The doctrine of the sovereignty of God would seem to place the blame for our suffering squarely on God’s shoulders. After all, if he is in charge, then this suffering must have come to me with his passive permission, if not his active direction. However, there is a false assumption in this accusation against God. When we create our plans, hopes, and dreams, and (tacitly or explicitly) demand that God grant them all, then we are placing ourselves in the role of sovereign, and relegating God to the genie in the bottle who is obligated to grant us three wishes.

Job said, “shall we accept good from God, and not trouble?” (Job 2:10). A true faith in the sovereign God is faith in God: faith that he is good, that he is loving, that he is trustworthy. This faith accepts that things may not go according to our plans, but that God is big enough that His plans will work out as intended. So my faith is to trust God, even when I can’t figure out what he is doing.

So when the body breaks, the spouse cheats, the child rebels, the career crumbles, the man (or woman) of faith clings closer to the God who redeemed them from the kingdom of darkness. We live in a fallen world, and sickness is a reality. While God can and does heal, not all are healed. Ultimately, all will die.
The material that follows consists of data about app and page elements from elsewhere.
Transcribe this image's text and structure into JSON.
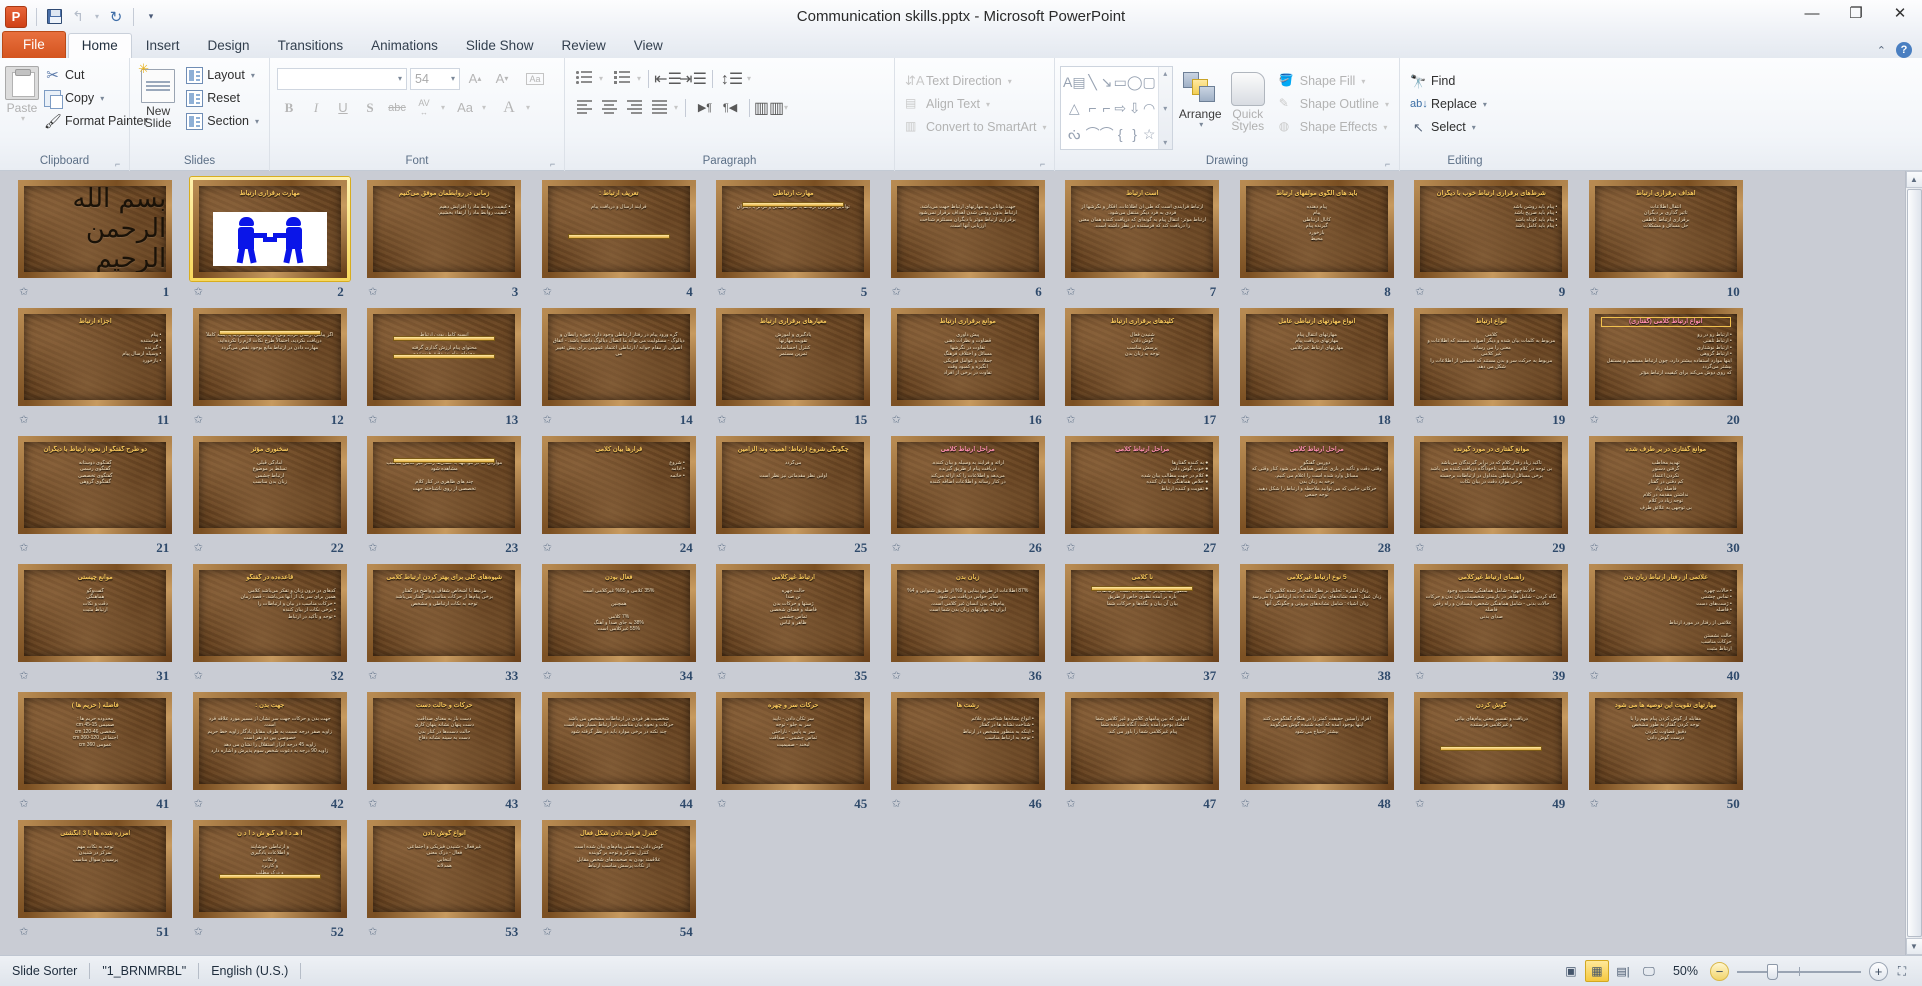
{
  "window": {
    "title": "Communication skills.pptx  -  Microsoft PowerPoint",
    "minimize_label": "—",
    "restore_label": "❐",
    "close_label": "✕"
  },
  "quick_access": {
    "app_logo": "P",
    "items": [
      {
        "name": "save",
        "label": "save-icon"
      },
      {
        "name": "undo",
        "label": "↺"
      },
      {
        "name": "undo-dropdown",
        "label": "▾"
      },
      {
        "name": "redo",
        "label": "↻"
      },
      {
        "name": "customize",
        "label": "▾"
      }
    ]
  },
  "tabs": [
    {
      "label": "File",
      "type": "file"
    },
    {
      "label": "Home",
      "type": "active"
    },
    {
      "label": "Insert",
      "type": "normal"
    },
    {
      "label": "Design",
      "type": "normal"
    },
    {
      "label": "Transitions",
      "type": "normal"
    },
    {
      "label": "Animations",
      "type": "normal"
    },
    {
      "label": "Slide Show",
      "type": "normal"
    },
    {
      "label": "Review",
      "type": "normal"
    },
    {
      "label": "View",
      "type": "normal"
    }
  ],
  "ribbon": {
    "help_icon": "?",
    "collapse_icon": "⌃",
    "clipboard": {
      "label": "Clipboard",
      "paste": "Paste",
      "cut": "Cut",
      "copy": "Copy",
      "format_painter": "Format Painter"
    },
    "slides": {
      "label": "Slides",
      "new_slide_line1": "New",
      "new_slide_line2": "Slide",
      "layout": "Layout",
      "reset": "Reset",
      "section": "Section"
    },
    "font": {
      "label": "Font",
      "font_name_value": "",
      "font_name_placeholder": "",
      "font_size_value": "54",
      "grow_font": "A",
      "shrink_font": "A",
      "clear_formatting": "Aa",
      "bold": "B",
      "italic": "I",
      "underline": "U",
      "shadow": "S",
      "strikethrough": "abc",
      "character_spacing": "AV",
      "change_case": "Aa",
      "font_color": "A"
    },
    "paragraph": {
      "label": "Paragraph",
      "bullets": "Bullets",
      "numbering": "Numbering",
      "decrease_indent": "Decrease List Level",
      "increase_indent": "Increase List Level",
      "line_spacing": "Line Spacing",
      "align_left": "Align Text Left",
      "align_center": "Center",
      "align_right": "Align Text Right",
      "justify": "Justify",
      "ltr": "Left-to-Right",
      "rtl": "Right-to-Left",
      "columns": "Columns",
      "text_direction": "Text Direction",
      "align_text": "Align Text",
      "convert_to_smartart": "Convert to SmartArt"
    },
    "drawing": {
      "label": "Drawing",
      "shapes": [
        "A▤",
        "╲",
        "↘",
        "▭",
        "◯",
        "▢",
        "△",
        "⌐",
        "⌐",
        "⇨",
        "⇩",
        "◠",
        "ᔔ",
        "⌒",
        "⌒",
        "{",
        "}",
        "☆"
      ],
      "scroll_up": "▴",
      "scroll_down": "▾",
      "scroll_more": "▾",
      "arrange": "Arrange",
      "quick_styles_line1": "Quick",
      "quick_styles_line2": "Styles",
      "shape_fill": "Shape Fill",
      "shape_outline": "Shape Outline",
      "shape_effects": "Shape Effects"
    },
    "editing": {
      "label": "Editing",
      "find": "Find",
      "replace": "Replace",
      "select": "Select"
    }
  },
  "statusbar": {
    "view_name": "Slide Sorter",
    "theme_name": "\"1_BRNMRBL\"",
    "language": "English (U.S.)",
    "zoom_level": "50%",
    "zoom_out": "−",
    "zoom_in": "+",
    "views": [
      {
        "name": "normal-view",
        "glyph": "▣",
        "active": false
      },
      {
        "name": "slide-sorter-view",
        "glyph": "▦",
        "active": true
      },
      {
        "name": "reading-view",
        "glyph": "📖",
        "active": false
      },
      {
        "name": "slide-show-view",
        "glyph": "🖵",
        "active": false
      }
    ],
    "fit_to_window": "⛶"
  },
  "slides": [
    {
      "n": 1,
      "kind": "calligraphy",
      "title": "",
      "calligraphy": "بسم الله الرحمن الرحیم"
    },
    {
      "n": 2,
      "kind": "handshake",
      "title": "مهارت برقراری ارتباط",
      "selected": true
    },
    {
      "n": 3,
      "kind": "text",
      "title": "زمانی در روابطمان موفق می‌کنیم",
      "body": "• کیفیت روابط ماد را افزایش دهیم\n• کیفیت روابط ماد را ارتقاء بخشیم."
    },
    {
      "n": 4,
      "kind": "bar",
      "title": "تعریف ارتباط :",
      "body": "فرآیند ارسال و دریافت پیام"
    },
    {
      "n": 5,
      "kind": "bar2",
      "title": "مهارت ارتباطی",
      "body": "توانایی برقراری ارتباط با طرف مقابل و فراتر با دیگران"
    },
    {
      "n": 6,
      "kind": "text",
      "title": "",
      "body": "جهت توانایی به مهارتهای ارتباط جهت می‌باشد.\nارتباط بدون روشن شدن اهداف برقرار نمی‌شود\nبرقراری ارتباط موثر با دیگران مستلزم شناخت\nارزیابی آنها است."
    },
    {
      "n": 7,
      "kind": "text",
      "title": "است ارتباط",
      "body": "ارتباط فرایندی است که طی آن اطلاعات، افکار و نگرشها از فردی به فرد دیگر منتقل می‌شود.\nارتباط موثر: انتقال پیام به گونه‌ای که دریافت کننده همان معنی را دریافت کند که فرستنده در نظر داشته است."
    },
    {
      "n": 8,
      "kind": "text",
      "title": "باید های الگوی مولفهای ارتباط",
      "body": "پیام دهنده\nپیام\nکانال ارتباطی\nگیرنده پیام\nبازخورد\nمحیط"
    },
    {
      "n": 9,
      "kind": "text",
      "title": "شرط‌های برقراری ارتباط خوب با دیگران",
      "body": "• پیام باید روشن باشد\n• پیام باید صریح باشد\n• پیام باید کوتاه باشد\n• پیام باید کامل باشد"
    },
    {
      "n": 10,
      "kind": "text",
      "title": "اهداف برقراری ارتباط",
      "body": "انتقال اطلاعات\nتاثیر گذاری بر دیگران\nبرقراری ارتباط عاطفی\nحل مسائل و مشکلات"
    },
    {
      "n": 11,
      "kind": "text",
      "title": "اجزاء ارتباط",
      "body": "• پیام\n• فرستنده\n• گیرنده\n• وسیله ارسال پیام\n• بازخورد"
    },
    {
      "n": 12,
      "kind": "bar2",
      "title": "",
      "body": "اگر پیامی ارسال کردید ولی از پیام دریافت نکردید یا اینکه کاملاً دریافت نکردید، احتمالاً طرح نکات لازم را نکرده‌اید.\nمهارت دادن در ارتباط مانع بوجود نقص می‌گردد"
    },
    {
      "n": 13,
      "kind": "bar3",
      "title": "",
      "body": "انسیه کامل بودن ارتباط\n\nمحتوای پیام ارزش گذاری گرفته\nمحتوای پیام نیز دقیق فرستنده"
    },
    {
      "n": 14,
      "kind": "text",
      "title": "",
      "body": "گره ورود پیام در رفتار ارتباطی وجود دارد، حوزه رابطان و دیالوگ - مسئولیت می تواند ما اتصال دیالوگ داشته باشد. - اتفاق\nاصولی از مقام جوانه / ارتباطی اعتماد عمومی برای پیش تغییر می"
    },
    {
      "n": 15,
      "kind": "text",
      "title": "معیارهای برقراری ارتباط",
      "body": "یادگیری و آموزش\nتقویت مهارتها\nکنترل احساسات\nتمرین مستمر"
    },
    {
      "n": 16,
      "kind": "text",
      "title": "موانع برقراری ارتباط",
      "body": "پیش داوری\nقضاوت و نظرات ذهنی\nتفاوت در نگرشها\nمسائل و اختلاف فرهنگ\nجملات و عوامل فیزیکی\nانگیزه و کمبود وقت\nتفاوت در برخی از افراد"
    },
    {
      "n": 17,
      "kind": "text",
      "title": "کلیدهای برقراری ارتباط",
      "body": "شنیدن فعال\nگوش دادن\nپرسش مناسب\nتوجه به زبان بدن"
    },
    {
      "n": 18,
      "kind": "text",
      "title": "انواع مهارتهای ارتباطی عامل",
      "body": "مهارتهای انتقال پیام\nمهارتهای دریافت پیام\nمهارتهای ارتباط غیرکلامی"
    },
    {
      "n": 19,
      "kind": "text",
      "title": "انواع ارتباط",
      "body": "کلامی\nمربوط به کلمات بیان شده و دیگر اصوات مستند که اطلاعات و معنی را می رساند.\nغیر کلامی\nمربوط به حرکت سر و بدن مستند که قسمتی از اطلاعات را شکل می دهد."
    },
    {
      "n": 20,
      "kind": "highlight",
      "title": "انواع ارتباط کلامی (گفتاری)",
      "body": "• ارتباط رو در رو\n• ارتباط تلفنی\n• ارتباط نوشتاری\n• ارتباط گروهی\nاینها موارد استفاده بیشتر دارد، چون ارتباط مستقیم و مستقل بیشتر می‌گردد\nکه روی دوش می‌کند برای کیفیت ارتباط مؤثر"
    },
    {
      "n": 21,
      "kind": "text",
      "title": "دو طرح گفتگو از نحوه ارتباط با دیگران",
      "body": "گفتگوی دوستانه\nگفتگوی رسمی\nگفتگوی تخصصی\nگفتگوی گروهی"
    },
    {
      "n": 22,
      "kind": "text",
      "title": "سخنوری مؤثر",
      "body": "آمادگی قبلی\nتسلط بر موضوع\nارتباط چشمی\nزبان بدن مناسب"
    },
    {
      "n": 23,
      "kind": "bar2",
      "title": "",
      "body": "مواردی که در مواجهه با انسان‌ها رفتار غیر کلامی مناسب مشاهده شود\n\nچند های ظاهری در کنار کلام\nتخصصی از روی ناشناخته جهت"
    },
    {
      "n": 24,
      "kind": "text",
      "title": "قرارها بیان کلامی",
      "body": "• شروع\n• ادامه\n• خاتمه"
    },
    {
      "n": 25,
      "kind": "text",
      "title": "چگونگی شروع ارتباط: اهمیت وند الزامین",
      "body": "می‌گردد\n\nاولین نظر مقدماتی نیز نظر است"
    },
    {
      "n": 26,
      "kind": "text",
      "title": "مراحل ارتباط کلامی",
      "body": "ارائه و فرآیند به وسیله و بیان کننده.\nدریافت پیام از طریق گیرنده\nمی‌دهد و اطلاعات را که ارائه می‌کند\nدر کنار رسانه و اطلاعات اضافه کننده"
    },
    {
      "n": 27,
      "kind": "text",
      "title": "مراحل ارتباط کلامی",
      "body": "● به کننده گفتارها\n● خوب گوش دادن\n● کلام در جهت مطالب بیان شده\n● خلاص هماهنگی با بیان کننده\n● تقویت و کننده ارتباط"
    },
    {
      "n": 28,
      "kind": "text",
      "title": "مراحل ارتباط کلامی",
      "body": "دوربین گفتگو\nوقتی دقت و تأکید بر بازی عناصر هماهنگ می شود کنار وقتی که مسائل وارد شده است را اعلام می کنیم.\nبرخه به زبان بدن\nحرکاتی جانبی که می توانید ملاحظه و ارتباط را شکل دهید.\nتوجه جمعی"
    },
    {
      "n": 29,
      "kind": "text",
      "title": "موانع گفتاری در مورد گیرنده",
      "body": "تأکید زیاد رفتار کلام که در برابر گیرندگان می‌باشد\nبی توجه در کلام و مخاطب ناخودآگاه دریافت کننده می باشد\nبرخی مسائل ارتباطی متداول در ارتباطات برجسته\nبرخی موارد دقت در بیان نکات"
    },
    {
      "n": 30,
      "kind": "text",
      "title": "موانع گفتاری در بر طرف شده",
      "body": "تهدید مخاطب\nگرفتن دستور\nنکردن اعتماد\nکم دقتی در گفتار\nفاصله زیاد\nنداشتن مقدمه در کلام\nتوجه زیاد در کلام\nبی توجهی به علائق طرف"
    },
    {
      "n": 31,
      "kind": "text",
      "title": "موانع چیستی",
      "body": "گفت‌وگو\nهماهنگی\nدقت و نکات\nارتباط مثبت"
    },
    {
      "n": 32,
      "kind": "text",
      "title": "قاعده‌ده در گفتگو",
      "body": "کدهای در درون زبان و تفکر می‌باشد کلامی\nهمین برای سر یک از آنها می‌باشد. - قصد زمان\n• حرکات مناسب در بیان و ارتباطات را\n• برخی نکات از بیان کننده\n• توجه و تأکید در ارتباط"
    },
    {
      "n": 33,
      "kind": "text",
      "title": "شیوه‌های کلی برای بهتر کردن ارتباط کلامی",
      "body": "مرتبط با اشخاص شفاف و واضح در گفتار\nبرخی پیام‌ها از حرکات مناسب در گفتار می‌باشد\nتوجه به نکات ارتباطی و مشخص"
    },
    {
      "n": 34,
      "kind": "text",
      "title": "فعال بودن",
      "body": "35% کلامی و 65% غیرکلامی است\n\nهمچنین\n\n7% کلامی\n38% به جای صدا و آهنگ\n55% غیرکلامی است"
    },
    {
      "n": 35,
      "kind": "text",
      "title": "ارتباط غیرکلامی",
      "body": "حالت چهره\nتن صدا\nژستها و حرکات بدن\nفاصله و فضای شخصی\nتماس چشمی\nظاهر و لباس"
    },
    {
      "n": 36,
      "kind": "text",
      "title": "زبان بدن",
      "body": "87% اطلاعات از طریق بینایی و 9% از طریق شنوایی و 4% سایر حواس دریافت می شود.\nپیام‌های بدن انسان غیر کلامی است.\nایران به مهارتهای زبان بدن شما است"
    },
    {
      "n": 37,
      "kind": "bar2",
      "title": "نا کلامی",
      "body": "منظور هماهنگ‌تر مشاهدات است - ارتباطات\nباره بر آمده نظری خاص از طریق\nبیان آن بیان و نگاه‌ها و حرکات شما"
    },
    {
      "n": 38,
      "kind": "text",
      "title": "5 نوع ارتباط غیرکلامی",
      "body": "زبان اشاره : تحلیل بر نظر یافته باز شده کلامی کند\nزبان عمل : همه نشانه‌های بیان کننده که دید ارتباطی را می‌رسد\nزبان اشیاء : شامل نشانه‌های بیرونی و چگونگی آنها"
    },
    {
      "n": 39,
      "kind": "text",
      "title": "راهنمای ارتباط غیرکلامی",
      "body": "حالات چهره - شامل هماهنگی مناسب وجود\nنگاه کردن - شامل ظاهر در بازبینی شخصیت، زبان بدن و حرکات\nحالات بدنی - شامل هماهنگی شخص، ایستادن و راه رفتن\nفاصله\nصدای بدنی"
    },
    {
      "n": 40,
      "kind": "text",
      "title": "علائمی از رفتار ارتباط زبان بدن",
      "body": "• حالات چهره\n• تماس چشمی\n• ژست‌های دست\n• فاصله\n\nعلائمی از رفتار در مورد ارتباط\n\nحالت نشستن\nحرکات مناسب\nارتباط مثبت"
    },
    {
      "n": 41,
      "kind": "text",
      "title": "فاصله ( حریم ها )",
      "body": "محدوده حریم ها :\nصمیمی 15-45 cm\nشخصی 46-120 cm\nاجتماعی 120-360 cm\nعمومی 360 cm"
    },
    {
      "n": 42,
      "kind": "text",
      "title": "جهت بدن :",
      "body": "جهت بدن و حرکات جهت سر نشان از مسیر مورد علاقه فرد است.\nزاویه صفر درجه نسبت به طرف مقابل یادگار زاویه خط حریم خصوصی بین دو نفر است\nزاویه 45 درجه ابراز استقلال را نشان می دهد\nزاویه 90 درجه به دعوت شخص سوم پذیرش و اشاره دارد"
    },
    {
      "n": 43,
      "kind": "text",
      "title": "حرکات و حالت دست",
      "body": "دست باز به معنای صداقت\nدست پنهان نشانه پنهان کاری\nحالت دست‌ها در کنار بدن\nدست به سینه نشانه دفاع"
    },
    {
      "n": 44,
      "kind": "text",
      "title": "",
      "body": "شخصیت هر فردی در ارتباطات مشخص می باشد\nحرکات و نحوه بیان مناسب در ارتباط بسیار مهم است\nچند نکته در برخی موارد باید در نظر گرفته شود"
    },
    {
      "n": 45,
      "kind": "text",
      "title": "حرکات سر و چهره",
      "body": "سر تکان دادن - تایید\nسر به جلو - توجه\nسر به پایین - ناراحتی\nتماس چشمی - صداقت\nلبخند - صمیمیت"
    },
    {
      "n": 46,
      "kind": "text",
      "title": "رشت ها",
      "body": "• انواع نشانه‌ها شناخت و علائم\n• شناخت نشانه ها در گفتار\n• اینکه به منظور مشخص در ارتباط\n• توجه به ارتباط مناسب"
    },
    {
      "n": 47,
      "kind": "text",
      "title": "",
      "body": "انتهایی که بین پیامهای کلامی و غیر کلامی شما\nتضاد بوجود آمده باشد، آنگاه شنونده شما\nپیام غیرکلامی شما را باور می کند."
    },
    {
      "n": 48,
      "kind": "text",
      "title": "",
      "body": "افراد راستین حقیقت کمتر را در هنگام گفتگو می کنند\nاینها بوجود آمده که آنچه شنیده گوش می‌گویند\nبیشتر احتیاج می شود"
    },
    {
      "n": 49,
      "kind": "bar",
      "title": "گوش کردن",
      "body": "دریافت و تفسیر معنی پیام‌های بیانی\nو غیرکلامی فرستنده"
    },
    {
      "n": 50,
      "kind": "text",
      "title": "مهارتهای تقویت این توصیه ها می شود",
      "body": "مقابله از گوش کردن پیام مهم را با\nتوجه کردن گفتار به طور مشخص\nدقیق قضاوت نکردن\nدرست گوش دادن"
    },
    {
      "n": 51,
      "kind": "text",
      "title": "آمرزه شده ها با 3 انگشتی",
      "body": "توجه به نکات مهم\nتمرکز در شنیدن\nپرسیدن سوال مناسب"
    },
    {
      "n": 52,
      "kind": "bar",
      "title": "ا هـ د ا ف گـو ش د ا د ن",
      "body": "و ارتباطی خوشایند\nو اطلاعات یادگیری\nو نکات\nو کاربرد\nو درک مطلب"
    },
    {
      "n": 53,
      "kind": "text",
      "title": "انواع گوش دادن",
      "body": "غیرفعال - شنیدن فیزیکی و اجتماعی\nفعال - درک معنی\nانتخابی\nهمدلانه"
    },
    {
      "n": 54,
      "kind": "text",
      "title": "کنترل فرآیند دادن شکل فعال",
      "body": "گوش دادن به معنی پیام‌های بیان شده است\nکنترل تمرکز و توجه بر گوینده\nعلاقمند بودن به صحبت‌های شخص مقابل\nاز نکات پرسش مناسب ارتباط"
    }
  ]
}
Spouses are free moral agents who may choose to do exactly the opposite of what we wish. A spouse who breaks the marital covenant is responsible for his/her actions. It is worth examining our role in the break-down of the marriage, but each person is responsible for their actions. A spouse who breaks faith does not diminish the worth of the other.

A child who rebels is acting of their own volition. Despite the self-doubt and self-recriminations (“I must be the worst parent ever”), this truth should hold sway: No matter how good (or bad) a parent you are, you are not responsible for their choices. It has been said that God was the perfect parent (Adam and Eve) and his children rebelled. Forgive yourself for being imperfect, and trust God to have His way with your child.

To a man, the career is often inextricably connected to his self-worth. So when a career goes down the tubes, the man suffers similar feelings of worthlessness. However, with an eternal perspective, what we do in this life is not nearly as important as who we are. The work I’ve poured my life into for the past 30 years will be of no consequence in 100 years. So work in such a manner to please God, and trust that He offers greater meaning and significance to your life than any title or salary.

Paul talks about a pseudo-religion, “having a form of godliness, but denying its power.” (2 Timothy 3:5). Faith in the person and character of God is powerful faith. Such a faith is not shaken by trouble (“Though he slay me, yet will I trust him” — Job 13:15). It recognizes that God is bigger than tragedy, is not shaken by calamity, and is working in the midst of catastrophe.